IC-UNICAMP

# Minimum Length Corridor Problem - Benchmark Instances, by L. de Oliveira and C. C. de Souza

Use the BibTeX entry:

@Misc{symbolmaps-instances-page,
author = {Lucas de Oliveira and Cid C. de Souza},
title = {Minimum Length Corridor Problem -- Benchmark Instances},
year = {2012},
note = {{\sl www.ic.unicamp.br/\$\sim\$cid/Problem-instances/MinCorridor}}
}

### Problem description

In the Minimum Length Corridor Problem (MLCP) we are given a rectilinear polygon P and a set of minor rectilinear polygons forming a connected subdivision S of P. A solution to this problem, also called corridor, is a connected set C of segments that are edges of S and such that each inner face (room) of S is intersected by at least one segment in C. The goal is to find a corridor for which the sum of the lengths of its segments is as small as possible. The image below shows an instance of the problem with the segments in bold representing a corridor (solution) for this instance. Further details about the problem can be found in [1], [2] and [3].

### Instance Set

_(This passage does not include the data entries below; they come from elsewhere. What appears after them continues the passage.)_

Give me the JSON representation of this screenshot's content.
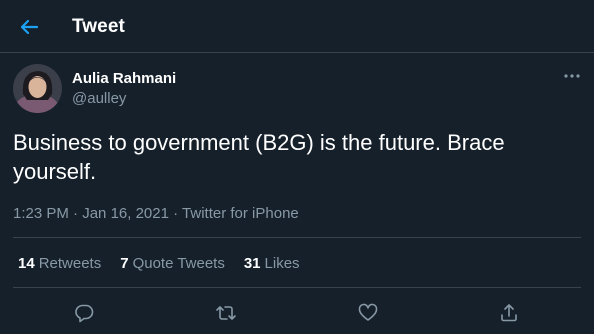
{
  "header": {
    "title": "Tweet",
    "back_icon": "arrow-left-icon"
  },
  "colors": {
    "background": "#15202b",
    "accent": "#1da1f2",
    "secondary_text": "#8899a6",
    "divider": "#38444d"
  },
  "tweet": {
    "author_name": "Aulia Rahmani",
    "author_handle": "@aulley",
    "text": "Business to government (B2G) is the future. Brace yourself.",
    "time": "1:23 PM",
    "date": "Jan 16, 2021",
    "source": "Twitter for iPhone",
    "separator": "·"
  },
  "stats": {
    "retweets": {
      "count": "14",
      "label": "Retweets"
    },
    "quote_tweets": {
      "count": "7",
      "label": "Quote Tweets"
    },
    "likes": {
      "count": "31",
      "label": "Likes"
    }
  },
  "actions": [
    "reply-icon",
    "retweet-icon",
    "like-icon",
    "share-icon"
  ]
}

The authors in [3] created a benchmark of MLCP instances to evaluate experimentally exact, approximative and heuristic algorithms. This benchmark is divided in five instance sets, each one containing instances of an specific type (1, 2, 3, 4 and 5), as described in the section 9.1 of this reference. For each type, there are seventy five instances grouped according to the number of rooms (faces) in the subdivision S: 100, 200, ... , 1400 or 1500 rooms. In each of these groups, the five instances are named with integers from 1 to 5.

The format of the instance files follows the one from the SteinLib and described in http://steinlib.zib.de/format.php. To use this format it is necessary to reduce the MLCP instances to Steiner tree problem instances as discussed in the next section.

Each of the zipped files below contain all instances of a given type, organized in folders according to the number of rooms. Below the zip file link another link is available to the web page summarizing the results obtained in [3] for the instances of that type.

 type1[.zip] (2.34MB) type2[.zip] (2.48MB) type3[.zip] (2.71MB) type4[.zip] (1.62MB) type5[.zip] (1.94MB) Results Results Results Results Results

The results were obtained with the following machine configuration: Intel Core i7-820QM, 8GB RAM, Fedora Linux 14, ILOG CPLEX 12.1.

### Reduction to Steiner tree problem

The reduction procedure is described by the following steps:

(1) Construct a graph G where there is one vertex representing each vertex of S. For each edge e in S, add an edge in G incident to the vertices representing the endpoints of e, and let the weight of this edge in G equals the euclidean distance of e.
(2) For each vertice v in G with degree two, consider u and w as the vertices adjacent to v. Create an edge linking u and w with weight equals to the sum of the two incident edges in v, and remove v from G.
(3) For each face (room) f in S, let S(f) be the set of vertices in G that represent vertices in S that lie on this face. Create a terminal vertex v in G and add an artificial edge linking this vertex with all vertices in F(f). The weight of the artificial edges must be set (theoretically) to infinity.

The result is a Steiner tree problem instance comprising the graph G generated with terminal vertex set containing all the artificial vertices created in the step 3.

Below there is an example to illustrate the procedure. The euclidean length in the figure represents the weight of solid edges in the graphs, and for dashed edges consider infinite weights. The gray vertices are the terminals.

### Acknowledgments

This research was supported by FAPESP – Fundação de Amparo à Pesquisa do Estado de São Paulo – Grants #2010/06720-7, CNPq – Conselho Nacional de Desenvolvimento Científico e Tecnológico – Grants #132185/2010-5.

### References

• [1] H. L. Bodlaender, C. Feremans, A. Grigoriev, E. Penninkx, R. Sitters, e T. Wolle. On the minimum corridor connection problem and other generalized geometric problems. Computational Geometry: Theory and Applications, 42(9):939-951, November 2009.
• [2] A. Gonzalez-Gutierrez. Complexity of the minimum-length corridor problem. Ph. D. Thesis, University of California, Santa Barbara, CA, USA, 2007.
• [3] L. Oliveira. O Problema do Corredor de Comprimento Mínimo: Algoritmos Exatos, Aproximativos e Heurísticos. Master's Thesis, State University of Campinas, Campinas, SP, Brazil, 2012.